[[ Entries provided, beginning ]]

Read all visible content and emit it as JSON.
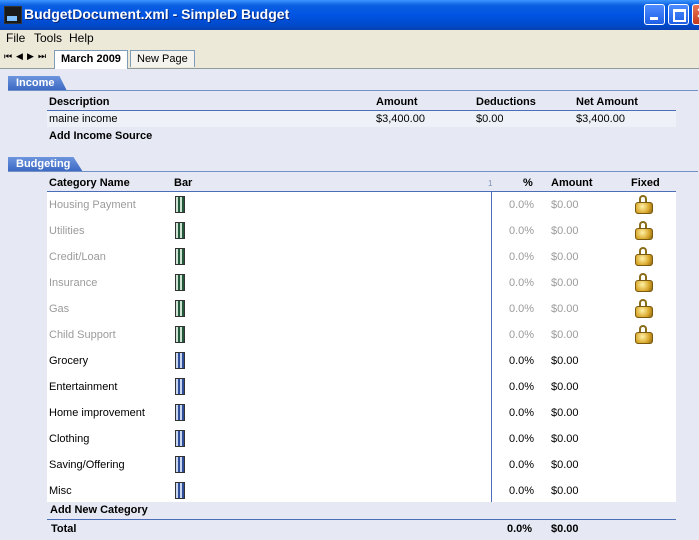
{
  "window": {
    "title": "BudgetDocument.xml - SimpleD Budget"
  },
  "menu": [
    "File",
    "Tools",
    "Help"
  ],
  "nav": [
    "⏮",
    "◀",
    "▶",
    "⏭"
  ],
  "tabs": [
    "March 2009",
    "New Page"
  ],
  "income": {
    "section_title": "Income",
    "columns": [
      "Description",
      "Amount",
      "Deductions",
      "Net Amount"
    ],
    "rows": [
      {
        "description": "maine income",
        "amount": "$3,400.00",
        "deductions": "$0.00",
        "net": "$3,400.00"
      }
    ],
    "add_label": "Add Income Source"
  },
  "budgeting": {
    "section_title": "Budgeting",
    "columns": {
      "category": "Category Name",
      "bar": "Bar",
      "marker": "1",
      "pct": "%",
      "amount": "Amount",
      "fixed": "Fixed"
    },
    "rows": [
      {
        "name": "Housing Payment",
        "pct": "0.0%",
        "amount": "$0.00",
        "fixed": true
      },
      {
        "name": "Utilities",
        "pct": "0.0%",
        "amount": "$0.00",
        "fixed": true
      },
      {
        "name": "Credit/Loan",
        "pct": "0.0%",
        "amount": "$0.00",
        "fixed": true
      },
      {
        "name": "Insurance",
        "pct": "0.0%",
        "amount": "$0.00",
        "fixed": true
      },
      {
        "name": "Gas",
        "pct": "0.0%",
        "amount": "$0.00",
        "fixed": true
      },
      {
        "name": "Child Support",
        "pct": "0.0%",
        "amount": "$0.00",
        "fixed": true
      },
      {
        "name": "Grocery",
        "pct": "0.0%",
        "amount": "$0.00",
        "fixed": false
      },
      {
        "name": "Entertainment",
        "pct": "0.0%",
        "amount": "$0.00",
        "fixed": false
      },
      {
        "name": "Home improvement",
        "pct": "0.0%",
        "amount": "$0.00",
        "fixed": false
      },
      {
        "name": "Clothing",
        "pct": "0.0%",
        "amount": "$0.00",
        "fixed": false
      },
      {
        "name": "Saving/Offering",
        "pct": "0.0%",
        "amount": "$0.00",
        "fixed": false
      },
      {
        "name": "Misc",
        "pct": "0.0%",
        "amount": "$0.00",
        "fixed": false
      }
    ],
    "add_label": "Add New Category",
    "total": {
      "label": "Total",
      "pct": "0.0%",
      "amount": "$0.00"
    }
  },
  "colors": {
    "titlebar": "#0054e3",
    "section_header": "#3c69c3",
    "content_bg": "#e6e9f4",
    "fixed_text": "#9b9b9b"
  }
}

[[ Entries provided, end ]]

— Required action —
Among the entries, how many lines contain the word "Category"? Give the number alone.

— Answer space —
2